The D.C. Council is poised to yet again attempt to narrow the exemption it has been trying all summer to carve out of the smokefree workplaces law.
You may recall that language passed in June permitted 79 hotels to hold cigar-smoking events once a year. In July, the Council narrowed that to 25 hotels. This, despite the fact that Councilmembers who were pushing for it kept claiming — erroneously — that it would apply to just two events. Then Mayor Vincent Gray vetoed the July bill, which put us right back to the broader June exemption.
It appears as though the Council has finally figured out language that really really will make the exemption apply to just two events: Fight Night (a charity fundraiser that is held in the fall) and the St. Patrick’s Day bash held by the Friendly Sons of St. Patrick (which Jack Evans has ties to).

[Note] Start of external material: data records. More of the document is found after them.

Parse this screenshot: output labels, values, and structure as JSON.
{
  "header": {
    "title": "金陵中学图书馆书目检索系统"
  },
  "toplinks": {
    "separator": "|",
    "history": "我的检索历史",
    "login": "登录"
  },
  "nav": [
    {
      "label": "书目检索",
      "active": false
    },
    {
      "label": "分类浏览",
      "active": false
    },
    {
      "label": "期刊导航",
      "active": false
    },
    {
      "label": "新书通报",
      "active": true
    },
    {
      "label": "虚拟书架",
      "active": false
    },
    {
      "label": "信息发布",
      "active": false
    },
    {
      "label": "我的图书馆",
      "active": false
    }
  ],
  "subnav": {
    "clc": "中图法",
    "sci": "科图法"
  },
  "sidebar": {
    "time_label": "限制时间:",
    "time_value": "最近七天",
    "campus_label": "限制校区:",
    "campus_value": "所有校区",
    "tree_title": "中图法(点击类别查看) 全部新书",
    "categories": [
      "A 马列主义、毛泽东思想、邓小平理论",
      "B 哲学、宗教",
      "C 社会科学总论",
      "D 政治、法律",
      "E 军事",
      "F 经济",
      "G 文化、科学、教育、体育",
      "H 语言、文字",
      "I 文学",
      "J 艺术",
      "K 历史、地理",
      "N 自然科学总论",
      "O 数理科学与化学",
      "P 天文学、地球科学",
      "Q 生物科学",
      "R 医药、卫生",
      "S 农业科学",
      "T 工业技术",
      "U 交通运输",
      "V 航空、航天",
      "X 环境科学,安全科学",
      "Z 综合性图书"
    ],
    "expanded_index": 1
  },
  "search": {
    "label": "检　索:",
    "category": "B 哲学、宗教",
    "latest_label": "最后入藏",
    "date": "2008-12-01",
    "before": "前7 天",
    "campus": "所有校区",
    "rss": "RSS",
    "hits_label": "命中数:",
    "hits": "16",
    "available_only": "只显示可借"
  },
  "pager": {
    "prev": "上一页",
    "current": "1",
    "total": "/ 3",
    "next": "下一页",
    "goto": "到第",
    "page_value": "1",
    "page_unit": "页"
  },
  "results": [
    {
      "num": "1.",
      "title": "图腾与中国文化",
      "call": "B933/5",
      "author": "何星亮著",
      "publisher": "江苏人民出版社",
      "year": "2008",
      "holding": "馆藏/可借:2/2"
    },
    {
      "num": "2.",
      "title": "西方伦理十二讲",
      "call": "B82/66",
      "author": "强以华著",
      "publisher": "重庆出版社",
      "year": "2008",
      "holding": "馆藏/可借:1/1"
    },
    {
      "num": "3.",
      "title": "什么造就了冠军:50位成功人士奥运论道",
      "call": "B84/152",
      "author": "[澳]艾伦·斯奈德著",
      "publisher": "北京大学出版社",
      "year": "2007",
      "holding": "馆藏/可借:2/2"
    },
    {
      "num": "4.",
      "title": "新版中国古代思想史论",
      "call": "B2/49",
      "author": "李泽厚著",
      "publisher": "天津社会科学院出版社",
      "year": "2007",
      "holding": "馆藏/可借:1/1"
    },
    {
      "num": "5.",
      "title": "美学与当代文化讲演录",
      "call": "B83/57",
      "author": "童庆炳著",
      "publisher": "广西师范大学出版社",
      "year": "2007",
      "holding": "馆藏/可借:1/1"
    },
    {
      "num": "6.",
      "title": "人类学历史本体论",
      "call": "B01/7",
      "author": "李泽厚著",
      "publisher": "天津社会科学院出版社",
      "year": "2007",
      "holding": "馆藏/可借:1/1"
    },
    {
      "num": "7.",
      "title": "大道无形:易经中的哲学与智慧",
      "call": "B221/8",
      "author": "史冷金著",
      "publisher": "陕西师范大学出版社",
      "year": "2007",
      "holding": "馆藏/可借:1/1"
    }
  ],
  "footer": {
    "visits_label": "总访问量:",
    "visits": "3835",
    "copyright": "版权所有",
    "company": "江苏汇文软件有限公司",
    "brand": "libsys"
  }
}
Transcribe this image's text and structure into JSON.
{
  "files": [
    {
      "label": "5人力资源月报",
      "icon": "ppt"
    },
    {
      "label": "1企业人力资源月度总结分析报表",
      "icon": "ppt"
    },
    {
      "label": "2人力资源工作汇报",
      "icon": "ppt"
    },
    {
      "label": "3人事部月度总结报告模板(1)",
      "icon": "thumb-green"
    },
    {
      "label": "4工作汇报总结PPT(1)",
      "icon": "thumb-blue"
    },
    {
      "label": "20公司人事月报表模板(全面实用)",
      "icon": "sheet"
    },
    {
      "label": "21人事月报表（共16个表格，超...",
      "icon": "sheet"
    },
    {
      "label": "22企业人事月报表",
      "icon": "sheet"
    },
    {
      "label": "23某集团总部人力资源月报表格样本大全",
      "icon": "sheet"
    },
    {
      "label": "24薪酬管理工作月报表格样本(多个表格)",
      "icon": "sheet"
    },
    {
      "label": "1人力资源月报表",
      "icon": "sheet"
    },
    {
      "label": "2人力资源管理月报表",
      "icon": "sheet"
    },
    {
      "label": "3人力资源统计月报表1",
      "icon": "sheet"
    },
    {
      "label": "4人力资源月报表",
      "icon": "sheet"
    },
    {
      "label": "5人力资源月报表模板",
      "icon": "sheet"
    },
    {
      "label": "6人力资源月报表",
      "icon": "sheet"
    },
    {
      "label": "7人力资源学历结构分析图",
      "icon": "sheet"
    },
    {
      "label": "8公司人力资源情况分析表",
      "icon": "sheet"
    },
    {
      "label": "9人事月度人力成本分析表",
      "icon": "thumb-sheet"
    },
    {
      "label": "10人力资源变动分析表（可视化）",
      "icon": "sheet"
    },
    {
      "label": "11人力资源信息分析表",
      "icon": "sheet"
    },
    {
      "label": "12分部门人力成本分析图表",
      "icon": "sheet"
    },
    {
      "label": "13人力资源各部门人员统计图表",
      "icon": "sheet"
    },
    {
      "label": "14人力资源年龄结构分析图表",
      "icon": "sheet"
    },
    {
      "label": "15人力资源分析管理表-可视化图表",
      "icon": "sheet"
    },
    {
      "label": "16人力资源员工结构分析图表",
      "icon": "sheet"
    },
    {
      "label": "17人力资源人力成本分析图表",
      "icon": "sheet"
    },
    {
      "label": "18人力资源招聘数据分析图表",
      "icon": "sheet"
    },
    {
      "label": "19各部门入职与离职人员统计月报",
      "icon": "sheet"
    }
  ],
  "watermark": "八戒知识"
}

The language that is to be voted on tomorrow says:
Sec. 3 Section 4917(b) of the Department of Health Functions Clarification Act of 2001, effective April 4, 2006 (D.C. Law 16-90; D.C. Official Code § 7-743(b)), is amended to read as follows:
A(b) A hotel licensed under D.C. Official Code ‘ 25-113 shall be exempt from the provisions of this part once a year for one day for the purposes of hosting a special event that permits cigar smoking; provided, that the hotel shall:
“(1) Notify the Department of Health in writing in advance of the event;
“(2) Have a ballroom or special-event-catering space with an occupancy of 500 or more persons;
“(3) Pay a fee of $250 to be remitted to the Regulatory Enforcement Fund as established under section 4903;
“(4) Permit employees to opt out of working the special event with no penalty; and
“(5) Have been the recipient of a similar exemption between January 1, 2008, and October 1, 2011.”.
The only two events that have got this exemption previously are Fight Night and the St. Patrick’s Day events.
Smokefree DC appreciates the fact that the Council responded to the many emails we have sent pointing out that what the Council said it was doing (creating an exemption for two events) was not in fact what it did.
However, we still have an enormous problem with this, for two reasons:
1) The Council is bypassing the public. Here we have an enormously popular law, and the Council is weakening it without a single public hearing. This should go through the Health Committee. Why isn’t Councilmember David Catania insisting on that?
2) This law shouldn’t be weakened, especially not permanently. What the Council is doing is creating an exemption for these two events that will last in perpetuity. That’s insane. Really, the Friendly Sons can still have their event without smoking cigars, and Fight Night can still raise money without cigar-smoking. Note to the Council: Fight Night won’t move to Maryland; it can’t, because that state has a strong smokefree law too.
We’ll see what happens tomorrow. Too often, the language that is circulated before the Council meets is not what the Council ends up voting on.